• Problem to work on: The answer must be an exact copy of every record below.

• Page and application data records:
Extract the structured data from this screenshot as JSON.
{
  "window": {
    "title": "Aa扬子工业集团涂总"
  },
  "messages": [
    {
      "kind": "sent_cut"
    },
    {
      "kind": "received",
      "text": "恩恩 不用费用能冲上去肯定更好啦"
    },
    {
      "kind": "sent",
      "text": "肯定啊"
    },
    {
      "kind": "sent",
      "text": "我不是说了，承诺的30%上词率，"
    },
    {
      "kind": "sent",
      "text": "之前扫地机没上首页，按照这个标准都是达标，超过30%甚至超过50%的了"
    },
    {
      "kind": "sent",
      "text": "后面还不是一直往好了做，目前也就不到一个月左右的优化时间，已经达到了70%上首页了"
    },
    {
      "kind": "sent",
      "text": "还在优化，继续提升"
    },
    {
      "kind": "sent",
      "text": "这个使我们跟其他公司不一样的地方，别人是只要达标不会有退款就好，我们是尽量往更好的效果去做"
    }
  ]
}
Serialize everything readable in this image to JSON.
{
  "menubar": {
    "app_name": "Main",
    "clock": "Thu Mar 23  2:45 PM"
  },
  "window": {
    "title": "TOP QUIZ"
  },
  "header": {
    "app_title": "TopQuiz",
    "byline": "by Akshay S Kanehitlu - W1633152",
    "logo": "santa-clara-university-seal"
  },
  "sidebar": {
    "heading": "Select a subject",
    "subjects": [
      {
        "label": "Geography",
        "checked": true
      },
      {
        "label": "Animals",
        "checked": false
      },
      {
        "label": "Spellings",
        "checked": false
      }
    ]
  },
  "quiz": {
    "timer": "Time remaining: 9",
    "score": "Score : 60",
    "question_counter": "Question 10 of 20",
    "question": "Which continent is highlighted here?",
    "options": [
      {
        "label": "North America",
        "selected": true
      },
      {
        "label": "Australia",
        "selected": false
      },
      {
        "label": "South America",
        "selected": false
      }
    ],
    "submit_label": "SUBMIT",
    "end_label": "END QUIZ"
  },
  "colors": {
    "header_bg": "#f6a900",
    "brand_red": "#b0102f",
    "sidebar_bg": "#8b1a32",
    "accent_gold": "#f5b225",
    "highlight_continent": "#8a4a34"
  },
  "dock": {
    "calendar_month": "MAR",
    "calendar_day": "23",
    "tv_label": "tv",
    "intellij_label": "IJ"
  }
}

• Result of this task:
Extract the structured data from this screenshot as JSON.
{
  "window": {
    "title": "Aa扬子工业集团涂总"
  },
  "messages": [
    {
      "kind": "sent_cut"
    },
    {
      "kind": "received",
      "text": "恩恩 不用费用能冲上去肯定更好啦"
    },
    {
      "kind": "sent",
      "text": "肯定啊"
    },
    {
      "kind": "sent",
      "text": "我不是说了，承诺的30%上词率，"
    },
    {
      "kind": "sent",
      "text": "之前扫地机没上首页，按照这个标准都是达标，超过30%甚至超过50%的了"
    },
    {
      "kind": "sent",
      "text": "后面还不是一直往好了做，目前也就不到一个月左右的优化时间，已经达到了70%上首页了"
    },
    {
      "kind": "sent",
      "text": "还在优化，继续提升"
    },
    {
      "kind": "sent",
      "text": "这个使我们跟其他公司不一样的地方，别人是只要达标不会有退款就好，我们是尽量往更好的效果去做"
    }
  ]
}
Serialize everything readable in this image to JSON.
{
  "menubar": {
    "app_name": "Main",
    "clock": "Thu Mar 23  2:45 PM"
  },
  "window": {
    "title": "TOP QUIZ"
  },
  "header": {
    "app_title": "TopQuiz",
    "byline": "by Akshay S Kanehitlu - W1633152",
    "logo": "santa-clara-university-seal"
  },
  "sidebar": {
    "heading": "Select a subject",
    "subjects": [
      {
        "label": "Geography",
        "checked": true
      },
      {
        "label": "Animals",
        "checked": false
      },
      {
        "label": "Spellings",
        "checked": false
      }
    ]
  },
  "quiz": {
    "timer": "Time remaining: 9",
    "score": "Score : 60",
    "question_counter": "Question 10 of 20",
    "question": "Which continent is highlighted here?",
    "options": [
      {
        "label": "North America",
        "selected": true
      },
      {
        "label": "Australia",
        "selected": false
      },
      {
        "label": "South America",
        "selected": false
      }
    ],
    "submit_label": "SUBMIT",
    "end_label": "END QUIZ"
  },
  "colors": {
    "header_bg": "#f6a900",
    "brand_red": "#b0102f",
    "sidebar_bg": "#8b1a32",
    "accent_gold": "#f5b225",
    "highlight_continent": "#8a4a34"
  },
  "dock": {
    "calendar_month": "MAR",
    "calendar_day": "23",
    "tv_label": "tv",
    "intellij_label": "IJ"
  }
}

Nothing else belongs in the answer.